US, UK regulators join forces on regulating financial technology firms
Sylvan Lane, The Hill
Two top U.S. and British trading watchdogs have agreed to join forces on efforts to help financial technology companies navigate regulations. The U.S. Commodity Futures Trading Commission (CFTC) and the United Kingdom’s Financial Conduct Authority (FCA) on Monday released a cooperation agreement outlining how officials will share information, help businesses in one country operate in the other, and trade notes on best practices and changes in strategy.
Venezuela Launches Virtual Currency, Hoping to Resuscitate Economy
Kirk Semple and Nathaniel Popper, The New York Times
With Venezuela suffering one of the most severe economic collapses of modern times, the beleaguered administration of President Nicolás Maduro announced on Tuesday that it had begun a presale of virtual currency backed by the nation’s vast petroleum reserves. The government, which had announced plans for the new digital currency late last year, said the initiative was a response to a financial crisis marked by a profound devaluation of the national currency, the bolívar, and quadruple-digit inflation.
Jihadists See a Funding Boon in Bitcoin
Brett Forrest and Justin Scheck, The Wall Street Journal
When a group that says it provides financial assistance “relating to the jihad” sought to improve conditions for fighters in a squalid, sandbag-fortified trench in Syria late last year, it turned to a new funding conduit: bitcoin. “There is currently no shelter to protect the food and ammunition from the rain,” the group, called al Sadaqah (“charity” in Arabic), lamented in a post on the messaging app Telegram.

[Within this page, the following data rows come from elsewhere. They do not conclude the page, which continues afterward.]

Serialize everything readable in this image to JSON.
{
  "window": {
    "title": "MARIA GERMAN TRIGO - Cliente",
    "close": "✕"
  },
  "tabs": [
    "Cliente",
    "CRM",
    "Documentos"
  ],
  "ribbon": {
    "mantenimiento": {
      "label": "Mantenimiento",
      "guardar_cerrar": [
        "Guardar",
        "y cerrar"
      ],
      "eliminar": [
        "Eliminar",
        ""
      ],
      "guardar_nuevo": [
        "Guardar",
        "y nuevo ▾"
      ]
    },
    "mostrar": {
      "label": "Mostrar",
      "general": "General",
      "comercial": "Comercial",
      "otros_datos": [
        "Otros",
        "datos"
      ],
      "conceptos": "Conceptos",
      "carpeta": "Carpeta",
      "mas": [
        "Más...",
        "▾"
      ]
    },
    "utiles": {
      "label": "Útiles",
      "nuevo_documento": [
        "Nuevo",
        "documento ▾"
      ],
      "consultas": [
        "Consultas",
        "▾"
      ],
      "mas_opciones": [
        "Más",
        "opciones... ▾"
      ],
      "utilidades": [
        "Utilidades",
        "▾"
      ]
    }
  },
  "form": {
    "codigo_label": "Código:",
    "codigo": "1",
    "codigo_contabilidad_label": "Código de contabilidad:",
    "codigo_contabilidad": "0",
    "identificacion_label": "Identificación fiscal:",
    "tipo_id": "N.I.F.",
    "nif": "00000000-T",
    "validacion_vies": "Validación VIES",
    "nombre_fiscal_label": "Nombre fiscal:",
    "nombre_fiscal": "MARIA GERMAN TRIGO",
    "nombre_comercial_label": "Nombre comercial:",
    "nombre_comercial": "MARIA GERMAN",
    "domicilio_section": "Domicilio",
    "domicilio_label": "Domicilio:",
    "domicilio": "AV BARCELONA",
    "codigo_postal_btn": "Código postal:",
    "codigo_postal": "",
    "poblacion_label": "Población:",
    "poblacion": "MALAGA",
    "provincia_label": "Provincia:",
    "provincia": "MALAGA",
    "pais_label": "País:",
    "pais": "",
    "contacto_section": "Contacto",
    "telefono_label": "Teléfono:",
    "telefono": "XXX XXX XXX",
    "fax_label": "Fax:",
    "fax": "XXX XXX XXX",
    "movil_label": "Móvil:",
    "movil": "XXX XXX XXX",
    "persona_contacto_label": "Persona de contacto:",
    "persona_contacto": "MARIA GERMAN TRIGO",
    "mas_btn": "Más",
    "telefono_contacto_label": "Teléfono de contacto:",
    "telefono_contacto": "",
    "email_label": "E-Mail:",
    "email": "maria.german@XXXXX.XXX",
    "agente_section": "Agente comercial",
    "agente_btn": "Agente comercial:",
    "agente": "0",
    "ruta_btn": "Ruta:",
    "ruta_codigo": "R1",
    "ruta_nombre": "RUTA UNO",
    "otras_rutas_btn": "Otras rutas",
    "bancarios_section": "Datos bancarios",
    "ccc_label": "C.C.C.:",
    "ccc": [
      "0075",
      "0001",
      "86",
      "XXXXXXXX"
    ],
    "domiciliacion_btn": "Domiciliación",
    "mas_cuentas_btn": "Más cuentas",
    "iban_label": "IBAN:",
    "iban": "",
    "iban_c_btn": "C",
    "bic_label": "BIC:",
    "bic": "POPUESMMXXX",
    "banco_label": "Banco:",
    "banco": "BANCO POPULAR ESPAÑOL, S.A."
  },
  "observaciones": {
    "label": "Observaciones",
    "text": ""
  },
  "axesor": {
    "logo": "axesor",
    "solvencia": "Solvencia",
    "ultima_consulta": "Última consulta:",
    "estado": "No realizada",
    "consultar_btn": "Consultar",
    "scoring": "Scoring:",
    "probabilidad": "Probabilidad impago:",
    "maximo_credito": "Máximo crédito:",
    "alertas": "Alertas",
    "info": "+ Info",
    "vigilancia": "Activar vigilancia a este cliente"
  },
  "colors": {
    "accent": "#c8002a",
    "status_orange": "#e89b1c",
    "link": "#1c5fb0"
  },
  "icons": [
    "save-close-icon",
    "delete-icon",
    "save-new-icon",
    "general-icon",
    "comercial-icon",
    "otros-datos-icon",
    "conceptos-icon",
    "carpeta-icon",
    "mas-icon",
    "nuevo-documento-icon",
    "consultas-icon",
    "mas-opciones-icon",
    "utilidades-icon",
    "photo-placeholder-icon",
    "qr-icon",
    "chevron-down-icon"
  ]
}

Opinions, Editorials and Perspectives
The Trump White House’s tariff ‘cures’ are much worse than any trade disease
Editorial Board, The Washington Post
The Trump administration has issued its long-awaited report on steel and aluminum imports, and, as expected, the document calls for new tariffs and quotas to protect domestic industry. Excess production capacity in both commodities is a global concern, exacerbated by the subsidies and other preferential treatment that China provides its producers.
Trump’s SEC may negate investors’ ability to fight securities fraud
F. Paul Bland, Jr., The Hill
Trump’s Securities and Exchange Commission (SEC) is threatening to fire the starting pistol in a new race to the bottom that could rob hard-working Americans of their retirement savings. For decades, when a corporation misled or deceived its investors after selling securities through an initial public offering (IPO), those investors could band together in a class-action lawsuit to seek accountability for this kind of fraud.
Those people who rely on small-dollar loans are real Americans
Robert Sherrill, Washington Examiner
Bureaucrats in Washington are often accused of being out of touch with the citizens who pay their salaries. Time after time, Washington elites make decisions about education, healthcare and taxes that show they’re out of step with the needs and wants of American voters.
Sound Practices: implications of fintech developments for banks and bank supervisors
Bank for International Settlements
The Sound Practices on the implications of fintech developments for banks and bank supervisors assesses how technology-driven innovation in financial services, or “fintech”, may affect the banking industry and the activities of supervisors in the near to medium term. Various future potential scenarios are considered, with their specific risks and opportunities.